● **EXERCISE OBJECTIVE**
Please copy out each line of the listing that contains the word "your".
□ □ □ □ □
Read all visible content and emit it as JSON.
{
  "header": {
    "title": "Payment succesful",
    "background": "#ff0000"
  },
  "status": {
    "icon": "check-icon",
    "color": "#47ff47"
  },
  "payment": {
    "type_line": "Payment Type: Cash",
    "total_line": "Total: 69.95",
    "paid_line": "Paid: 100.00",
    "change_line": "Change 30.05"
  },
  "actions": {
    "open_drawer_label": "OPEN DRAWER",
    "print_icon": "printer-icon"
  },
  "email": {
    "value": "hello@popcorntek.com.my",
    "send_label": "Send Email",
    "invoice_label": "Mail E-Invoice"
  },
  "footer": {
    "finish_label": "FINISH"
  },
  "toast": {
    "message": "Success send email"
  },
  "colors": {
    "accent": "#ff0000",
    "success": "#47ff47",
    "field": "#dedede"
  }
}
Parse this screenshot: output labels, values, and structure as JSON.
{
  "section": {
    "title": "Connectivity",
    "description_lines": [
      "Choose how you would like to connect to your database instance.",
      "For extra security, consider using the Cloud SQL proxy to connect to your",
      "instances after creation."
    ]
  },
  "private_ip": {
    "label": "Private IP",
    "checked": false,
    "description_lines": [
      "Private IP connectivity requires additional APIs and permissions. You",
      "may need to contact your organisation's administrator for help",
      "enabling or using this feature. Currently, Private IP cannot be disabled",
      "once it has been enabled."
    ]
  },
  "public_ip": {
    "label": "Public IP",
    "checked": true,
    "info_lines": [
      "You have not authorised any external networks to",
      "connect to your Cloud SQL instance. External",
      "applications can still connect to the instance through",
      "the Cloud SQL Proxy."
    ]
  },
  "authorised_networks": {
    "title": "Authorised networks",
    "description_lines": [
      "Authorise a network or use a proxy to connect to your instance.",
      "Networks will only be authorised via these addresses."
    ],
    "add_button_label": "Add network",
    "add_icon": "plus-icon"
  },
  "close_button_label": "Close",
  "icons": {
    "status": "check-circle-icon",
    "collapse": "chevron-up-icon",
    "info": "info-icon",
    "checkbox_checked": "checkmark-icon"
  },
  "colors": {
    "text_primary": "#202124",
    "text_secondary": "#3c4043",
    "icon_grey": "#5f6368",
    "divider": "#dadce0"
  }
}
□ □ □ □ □
● **ANSWER TO THIS PROBLEM**
      "Choose how you would like to connect to your database instance.",
      "For extra security, consider using the Cloud SQL proxy to connect to your",
      "may need to contact your organisation's administrator for help",
      "connect to your Cloud SQL instance. External",
      "Authorise a network or use a proxy to connect to your instance.",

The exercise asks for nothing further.